Leaders Call for Nutrition Research ‘Moonshot’

Leading nutrition and food policy experts outlined a bold case for strengthening federal nutrition research in a live interactive session as part of Nutrition 2020 Live Online, a virtual conference hosted by the American Society for Nutrition.

Panelists included former US Senator Tom Harkin, former US Secretary of Agriculture Dan Glickman, and former Commissioner of the FDA David Kessler, along with a host of top nutrition researchers. The experts together offered a frank accounting of the dire state of Americans’ health—even before the COVID-19 pandemic—and a vision for advancing nutrition science and policy.

“The time has come for a national ‘moonshot’ on nutrition research,” says Dariush Mozaffarian, MD, DrPH, dean of the Friedman School of Nutrition Science and Policy at Tufts University and chair of the session. “A strengthening of federal nutrition research has significant potential to generate new discoveries to improve and sustain the health of all Americans, reduce health care costs, improve health disparities, create new businesses and jobs, reinvigorate farms and rural communities, strengthen military readiness, and optimize use of our natural resources.”

Even without COVID-19, about 40,000 Americans die each month from diseases related to poor diets and tens of millions are food insecure. More Americans are sick than healthy: One-half of US adults have diabetes or prediabetes, and nearly 3 in 4 are overweight or obese. Almost three-quarters of young Americans cannot qualify for military service, with obesity being the leading medical disqualifier.

“COVID-19 pulled back the curtain on so many food and nutrition issues,” Mozaffarian says. “Food is the No. 1 cause of poor health in America, with hundreds of billions of dollars spent each year on preventable, diet-related illnesses.”

The session draws on a forthcoming white paper, to be published in The American Journal of Clinical Nutrition, that reviews the current state of nutrition research and identifies strategies to bolster and coordinate food and nutrition research and policy at the National Institutes of Health and across all federal bodies. The paper outlines two priorities: a new authority for robust cross-governmental coordination of nutrition research and strengthened authority and investment for nutrition research within the National Institutes of Health.

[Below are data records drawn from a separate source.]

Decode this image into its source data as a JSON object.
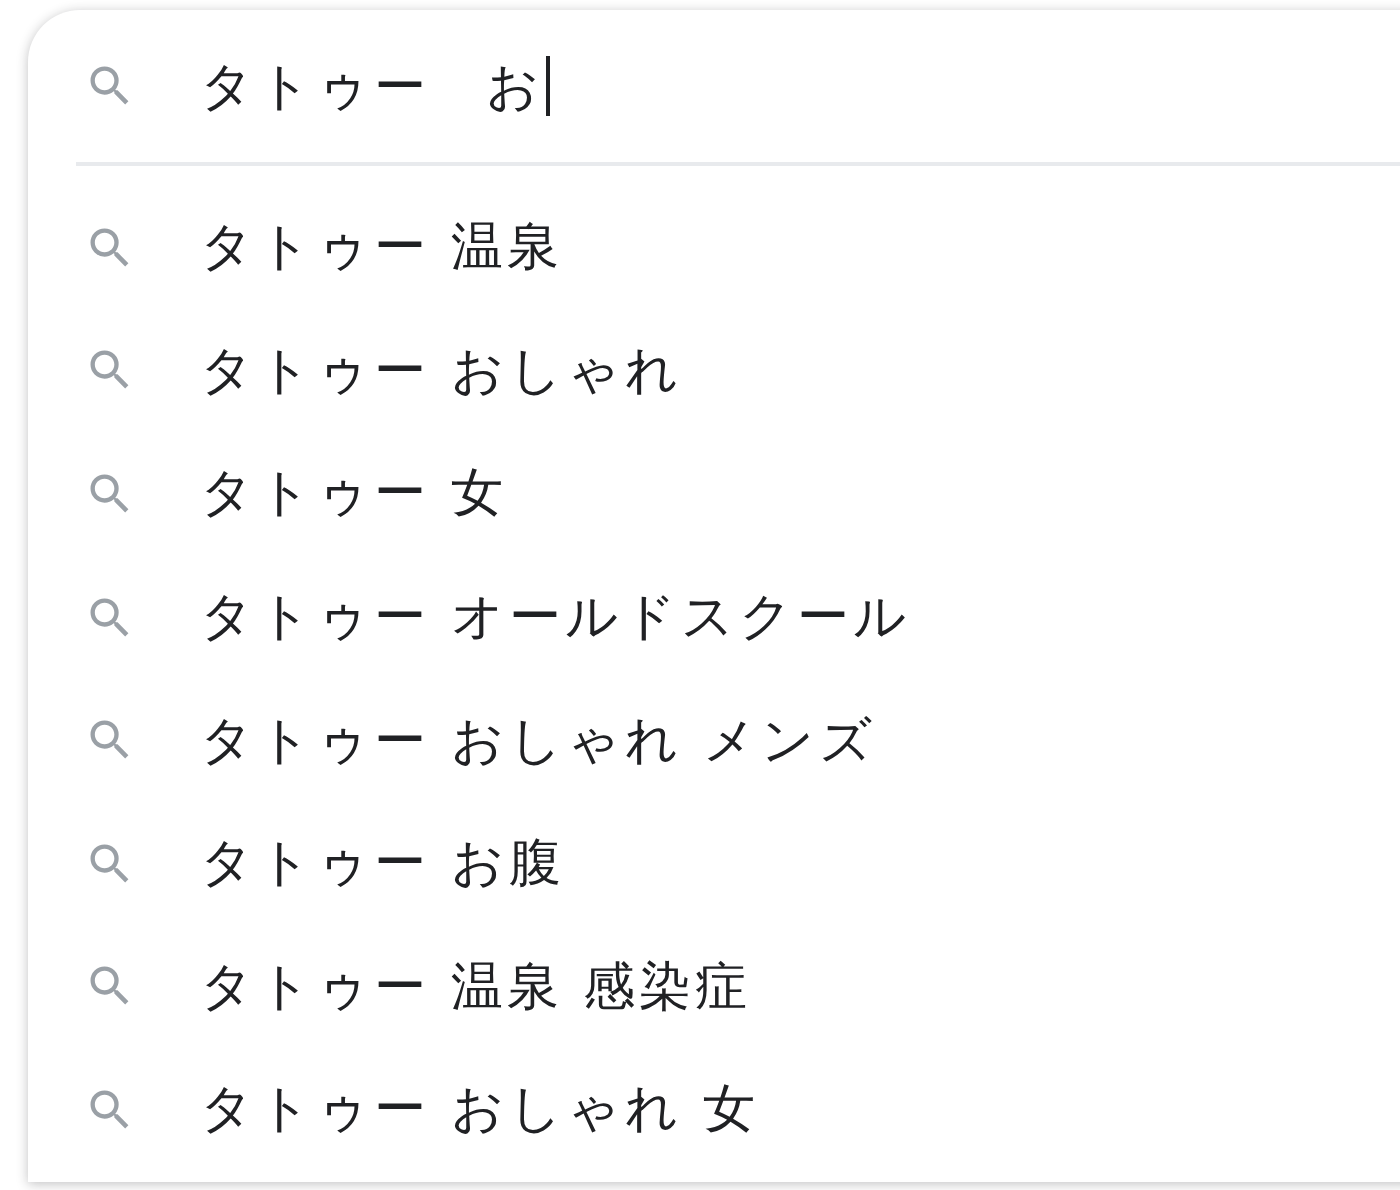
{
  "search": {
    "value": "タトゥー　お"
  },
  "suggestions": [
    {
      "text": "タトゥー 温泉"
    },
    {
      "text": "タトゥー おしゃれ"
    },
    {
      "text": "タトゥー 女"
    },
    {
      "text": "タトゥー オールドスクール"
    },
    {
      "text": "タトゥー おしゃれ メンズ"
    },
    {
      "text": "タトゥー お腹"
    },
    {
      "text": "タトゥー 温泉 感染症"
    },
    {
      "text": "タトゥー おしゃれ 女"
    }
  ]
}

“We hope this session, and the forthcoming white paper, will spark a broad national conversation around the critical importance of national nutrition research and the very real opportunities before us,” Mozaffarian says. “We don’t have time to wait.”

— Source: American Society for Nutrition